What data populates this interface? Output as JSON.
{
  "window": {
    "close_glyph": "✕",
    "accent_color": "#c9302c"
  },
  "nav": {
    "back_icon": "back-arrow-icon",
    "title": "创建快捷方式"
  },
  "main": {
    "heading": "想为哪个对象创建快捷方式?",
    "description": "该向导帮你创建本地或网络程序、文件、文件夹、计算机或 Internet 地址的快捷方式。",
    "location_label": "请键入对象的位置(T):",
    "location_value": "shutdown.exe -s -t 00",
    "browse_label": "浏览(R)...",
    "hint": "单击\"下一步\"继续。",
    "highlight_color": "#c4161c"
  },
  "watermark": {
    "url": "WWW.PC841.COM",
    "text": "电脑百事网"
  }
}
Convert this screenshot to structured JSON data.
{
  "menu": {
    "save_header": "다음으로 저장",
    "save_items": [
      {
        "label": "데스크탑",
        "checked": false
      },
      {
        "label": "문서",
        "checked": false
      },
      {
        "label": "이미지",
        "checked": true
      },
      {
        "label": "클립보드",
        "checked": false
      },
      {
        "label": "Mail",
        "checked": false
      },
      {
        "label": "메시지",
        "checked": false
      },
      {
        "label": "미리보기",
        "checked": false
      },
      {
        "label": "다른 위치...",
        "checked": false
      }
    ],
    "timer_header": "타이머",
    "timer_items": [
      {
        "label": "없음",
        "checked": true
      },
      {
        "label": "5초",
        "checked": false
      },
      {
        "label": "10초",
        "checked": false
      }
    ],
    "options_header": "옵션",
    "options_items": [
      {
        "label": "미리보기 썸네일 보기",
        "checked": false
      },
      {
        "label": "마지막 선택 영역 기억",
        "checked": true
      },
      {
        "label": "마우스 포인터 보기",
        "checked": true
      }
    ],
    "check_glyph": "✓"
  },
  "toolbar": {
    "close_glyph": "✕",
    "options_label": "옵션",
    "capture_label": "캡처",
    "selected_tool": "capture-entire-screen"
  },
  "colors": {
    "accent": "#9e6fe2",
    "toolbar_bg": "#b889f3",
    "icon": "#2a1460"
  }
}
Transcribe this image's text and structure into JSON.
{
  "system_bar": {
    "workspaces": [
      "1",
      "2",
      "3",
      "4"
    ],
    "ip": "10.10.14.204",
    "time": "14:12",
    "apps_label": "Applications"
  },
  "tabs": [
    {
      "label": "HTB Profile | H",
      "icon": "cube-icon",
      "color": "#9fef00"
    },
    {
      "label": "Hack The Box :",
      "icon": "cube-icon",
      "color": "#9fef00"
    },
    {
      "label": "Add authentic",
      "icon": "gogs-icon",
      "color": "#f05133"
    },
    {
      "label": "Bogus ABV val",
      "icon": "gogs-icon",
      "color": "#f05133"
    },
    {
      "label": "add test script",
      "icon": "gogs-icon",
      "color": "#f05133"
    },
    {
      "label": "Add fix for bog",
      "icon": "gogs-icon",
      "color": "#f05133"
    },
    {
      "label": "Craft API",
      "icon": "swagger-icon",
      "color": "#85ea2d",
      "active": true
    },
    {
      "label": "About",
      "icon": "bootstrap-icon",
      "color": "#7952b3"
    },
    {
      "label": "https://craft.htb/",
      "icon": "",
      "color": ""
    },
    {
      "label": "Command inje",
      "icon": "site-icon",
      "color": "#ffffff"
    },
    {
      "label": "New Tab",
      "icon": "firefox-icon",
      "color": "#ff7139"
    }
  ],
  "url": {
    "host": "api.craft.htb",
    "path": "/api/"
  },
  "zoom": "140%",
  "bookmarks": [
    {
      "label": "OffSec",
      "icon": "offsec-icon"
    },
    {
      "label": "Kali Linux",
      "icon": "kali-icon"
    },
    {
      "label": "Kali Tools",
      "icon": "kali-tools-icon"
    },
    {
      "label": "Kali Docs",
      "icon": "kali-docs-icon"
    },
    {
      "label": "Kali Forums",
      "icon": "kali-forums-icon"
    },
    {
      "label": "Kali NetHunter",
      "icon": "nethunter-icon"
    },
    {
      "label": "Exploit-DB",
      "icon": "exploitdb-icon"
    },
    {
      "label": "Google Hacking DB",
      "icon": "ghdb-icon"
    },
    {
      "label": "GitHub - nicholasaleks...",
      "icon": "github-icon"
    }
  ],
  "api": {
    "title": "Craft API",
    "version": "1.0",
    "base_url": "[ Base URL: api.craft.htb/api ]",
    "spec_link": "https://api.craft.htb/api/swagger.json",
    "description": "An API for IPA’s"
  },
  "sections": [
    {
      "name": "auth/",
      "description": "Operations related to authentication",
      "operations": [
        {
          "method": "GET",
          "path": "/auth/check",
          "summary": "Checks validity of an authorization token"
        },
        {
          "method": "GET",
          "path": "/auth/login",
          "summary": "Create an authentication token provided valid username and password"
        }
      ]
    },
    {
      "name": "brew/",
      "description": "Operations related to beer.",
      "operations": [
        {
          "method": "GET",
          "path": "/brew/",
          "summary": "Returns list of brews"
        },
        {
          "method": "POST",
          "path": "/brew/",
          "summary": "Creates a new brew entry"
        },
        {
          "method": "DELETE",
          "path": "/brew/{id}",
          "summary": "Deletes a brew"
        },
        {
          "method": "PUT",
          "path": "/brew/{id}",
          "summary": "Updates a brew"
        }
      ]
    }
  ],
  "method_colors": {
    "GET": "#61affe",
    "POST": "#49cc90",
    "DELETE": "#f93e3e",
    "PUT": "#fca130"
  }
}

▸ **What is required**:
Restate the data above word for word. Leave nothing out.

▸ **Exercise result**:
What data populates this interface? Output as JSON.
{
  "window": {
    "close_glyph": "✕",
    "accent_color": "#c9302c"
  },
  "nav": {
    "back_icon": "back-arrow-icon",
    "title": "创建快捷方式"
  },
  "main": {
    "heading": "想为哪个对象创建快捷方式?",
    "description": "该向导帮你创建本地或网络程序、文件、文件夹、计算机或 Internet 地址的快捷方式。",
    "location_label": "请键入对象的位置(T):",
    "location_value": "shutdown.exe -s -t 00",
    "browse_label": "浏览(R)...",
    "hint": "单击\"下一步\"继续。",
    "highlight_color": "#c4161c"
  },
  "watermark": {
    "url": "WWW.PC841.COM",
    "text": "电脑百事网"
  }
}
Convert this screenshot to structured JSON data.
{
  "menu": {
    "save_header": "다음으로 저장",
    "save_items": [
      {
        "label": "데스크탑",
        "checked": false
      },
      {
        "label": "문서",
        "checked": false
      },
      {
        "label": "이미지",
        "checked": true
      },
      {
        "label": "클립보드",
        "checked": false
      },
      {
        "label": "Mail",
        "checked": false
      },
      {
        "label": "메시지",
        "checked": false
      },
      {
        "label": "미리보기",
        "checked": false
      },
      {
        "label": "다른 위치...",
        "checked": false
      }
    ],
    "timer_header": "타이머",
    "timer_items": [
      {
        "label": "없음",
        "checked": true
      },
      {
        "label": "5초",
        "checked": false
      },
      {
        "label": "10초",
        "checked": false
      }
    ],
    "options_header": "옵션",
    "options_items": [
      {
        "label": "미리보기 썸네일 보기",
        "checked": false
      },
      {
        "label": "마지막 선택 영역 기억",
        "checked": true
      },
      {
        "label": "마우스 포인터 보기",
        "checked": true
      }
    ],
    "check_glyph": "✓"
  },
  "toolbar": {
    "close_glyph": "✕",
    "options_label": "옵션",
    "capture_label": "캡처",
    "selected_tool": "capture-entire-screen"
  },
  "colors": {
    "accent": "#9e6fe2",
    "toolbar_bg": "#b889f3",
    "icon": "#2a1460"
  }
}
Transcribe this image's text and structure into JSON.
{
  "system_bar": {
    "workspaces": [
      "1",
      "2",
      "3",
      "4"
    ],
    "ip": "10.10.14.204",
    "time": "14:12",
    "apps_label": "Applications"
  },
  "tabs": [
    {
      "label": "HTB Profile | H",
      "icon": "cube-icon",
      "color": "#9fef00"
    },
    {
      "label": "Hack The Box :",
      "icon": "cube-icon",
      "color": "#9fef00"
    },
    {
      "label": "Add authentic",
      "icon": "gogs-icon",
      "color": "#f05133"
    },
    {
      "label": "Bogus ABV val",
      "icon": "gogs-icon",
      "color": "#f05133"
    },
    {
      "label": "add test script",
      "icon": "gogs-icon",
      "color": "#f05133"
    },
    {
      "label": "Add fix for bog",
      "icon": "gogs-icon",
      "color": "#f05133"
    },
    {
      "label": "Craft API",
      "icon": "swagger-icon",
      "color": "#85ea2d",
      "active": true
    },
    {
      "label": "About",
      "icon": "bootstrap-icon",
      "color": "#7952b3"
    },
    {
      "label": "https://craft.htb/",
      "icon": "",
      "color": ""
    },
    {
      "label": "Command inje",
      "icon": "site-icon",
      "color": "#ffffff"
    },
    {
      "label": "New Tab",
      "icon": "firefox-icon",
      "color": "#ff7139"
    }
  ],
  "url": {
    "host": "api.craft.htb",
    "path": "/api/"
  },
  "zoom": "140%",
  "bookmarks": [
    {
      "label": "OffSec",
      "icon": "offsec-icon"
    },
    {
      "label": "Kali Linux",
      "icon": "kali-icon"
    },
    {
      "label": "Kali Tools",
      "icon": "kali-tools-icon"
    },
    {
      "label": "Kali Docs",
      "icon": "kali-docs-icon"
    },
    {
      "label": "Kali Forums",
      "icon": "kali-forums-icon"
    },
    {
      "label": "Kali NetHunter",
      "icon": "nethunter-icon"
    },
    {
      "label": "Exploit-DB",
      "icon": "exploitdb-icon"
    },
    {
      "label": "Google Hacking DB",
      "icon": "ghdb-icon"
    },
    {
      "label": "GitHub - nicholasaleks...",
      "icon": "github-icon"
    }
  ],
  "api": {
    "title": "Craft API",
    "version": "1.0",
    "base_url": "[ Base URL: api.craft.htb/api ]",
    "spec_link": "https://api.craft.htb/api/swagger.json",
    "description": "An API for IPA’s"
  },
  "sections": [
    {
      "name": "auth/",
      "description": "Operations related to authentication",
      "operations": [
        {
          "method": "GET",
          "path": "/auth/check",
          "summary": "Checks validity of an authorization token"
        },
        {
          "method": "GET",
          "path": "/auth/login",
          "summary": "Create an authentication token provided valid username and password"
        }
      ]
    },
    {
      "name": "brew/",
      "description": "Operations related to beer.",
      "operations": [
        {
          "method": "GET",
          "path": "/brew/",
          "summary": "Returns list of brews"
        },
        {
          "method": "POST",
          "path": "/brew/",
          "summary": "Creates a new brew entry"
        },
        {
          "method": "DELETE",
          "path": "/brew/{id}",
          "summary": "Deletes a brew"
        },
        {
          "method": "PUT",
          "path": "/brew/{id}",
          "summary": "Updates a brew"
        }
      ]
    }
  ],
  "method_colors": {
    "GET": "#61affe",
    "POST": "#49cc90",
    "DELETE": "#f93e3e",
    "PUT": "#fca130"
  }
}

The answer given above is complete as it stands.